Just when it seemed Windsor had a new garbage hauling company for the next 10 years, the Town Council has had a change of heart, upending a multimillion dollar deal it struck last month over one of the town’s most basic municipal functions.
The move reflects political and legal hurdles facing a proposed Petaluma recycling transfer station proposed by the new operator and comes as Santa Rosa weighs its options for a new garbage contract, one of the most lucrative services that local cities outsource.
The Windsor Council on Tuesday night voted 4-1 to reconsider the contract it awarded to Green Waste Recovery Inc., citing unresolved issues over the company’s proposed Petaluma transfer station, including its proximity to residences.
As a result, four other companies that initially bid for the contract will have another shot at hauling Windsor’s commercial and residential refuse and reaping at least $52 million in revenue over 10 years.
Windsor Councilman Sam Salmon, who initially voted May 17 to award the town’s contract to Green Waste, was the one who requested his colleagues reconsider their 3-2 vote, citing new information, including the proximity of homes to the Petaluma site.
In a brief interview prior to Tuesday’s council meeting, Salmon, who is an attorney, said choosing Green Waste with the associated objections to the Petaluma facility may involve “more risk in terms of litigation.
“There seems to be legal vulnerability on anything surrounding waste at this point,” he added.
The council’s reversal came amid threats of litigation over the lack of an environmental review for the Petaluma transfer site, as well as a letter from three Petaluma City Council members raising objections.
Although the site at 879 and 901 Lindberg Lane in Petaluma is zoned for industrial uses, council members there raised the specter of groundwater contamination and noted that it is directly next door to an occupied home. The 4-acre site also is across the street from retail and office uses, and close to a youth-oriented gymnastics facility.
“Although the site is relatively close to both the East Washington and Lakeville Highway interchanges on Highway 101, the surface streets connecting both intersections to the Lindberg Lane site suffer serious congestion. Traffic circulation is a serious concern,” Petaluma Council members Mike Healy, Gabe Kearney and Kathy Miller wrote to their counterparts in Windsor.

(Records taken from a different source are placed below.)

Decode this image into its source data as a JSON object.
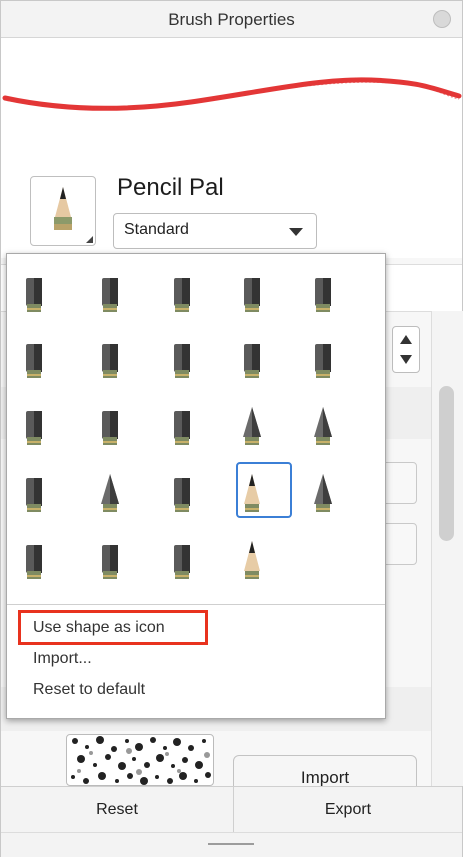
{
  "window": {
    "title": "Brush Properties"
  },
  "preview": {
    "stroke_color": "#e02020"
  },
  "brush": {
    "name": "Pencil Pal",
    "type_selected": "Standard"
  },
  "popup": {
    "tips": [
      {
        "name": "felt-marker-tip-icon"
      },
      {
        "name": "cartridge-pen-tip-icon"
      },
      {
        "name": "nib-pen-tip-icon"
      },
      {
        "name": "chisel-tip-icon"
      },
      {
        "name": "chisel-thin-tip-icon"
      },
      {
        "name": "rough-round-tip-icon"
      },
      {
        "name": "rough-flat-tip-icon"
      },
      {
        "name": "rough-tall-tip-icon"
      },
      {
        "name": "slanted-tip-icon"
      },
      {
        "name": "small-rough-tip-icon"
      },
      {
        "name": "short-round-tip-icon"
      },
      {
        "name": "angled-block-tip-icon"
      },
      {
        "name": "rough-wide-tip-icon"
      },
      {
        "name": "cone-tip-icon"
      },
      {
        "name": "marker-cone-tip-icon"
      },
      {
        "name": "bristle-brush-tip-icon"
      },
      {
        "name": "ink-pen-tip-icon"
      },
      {
        "name": "round-block-tip-icon"
      },
      {
        "name": "pencil-tip-icon"
      },
      {
        "name": "stepped-cone-tip-icon"
      },
      {
        "name": "banded-block-tip-icon"
      },
      {
        "name": "wide-banded-tip-icon"
      },
      {
        "name": "small-banded-tip-icon"
      },
      {
        "name": "paint-brush-tip-icon"
      }
    ],
    "selected_index": 18,
    "menu": {
      "use_shape_label": "Use shape as icon",
      "import_label": "Import...",
      "reset_label": "Reset to default"
    }
  },
  "panel": {
    "import_label": "Import"
  },
  "footer": {
    "reset_label": "Reset",
    "export_label": "Export"
  },
  "colors": {
    "accent": "#3b7fd6",
    "highlight": "#e8321e",
    "stroke": "#e02020"
  }
}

But their letter was in contrast to the position of Petaluma Mayor David Glass who went to Windsor two weeks ago to support Green Waste’s bid for the contract, saying the San Jose-based company was “first class” and delivered “really good service” when it was Petaluma’s hauler.
Windsor’s bidding process has been closely watched by Santa Rosa because many of the same players and issues have been involved as both cities look to renew their expiring garbage contracts.
The Ratto Group, the same company that holds Windsor’s expiring lease, also has a contract with Santa Rosa that runs out at the end of the year.
Santa Rosa winnowed the field of bidders down to two finalists: Green Waste and Waste Management, the nation’s largest garbage company.
Windsor’s other top choice was Sonoma County Resource Recovery, owned by Garden City Group, Marin Sanitary Service Group and its president Kevin Walbridge.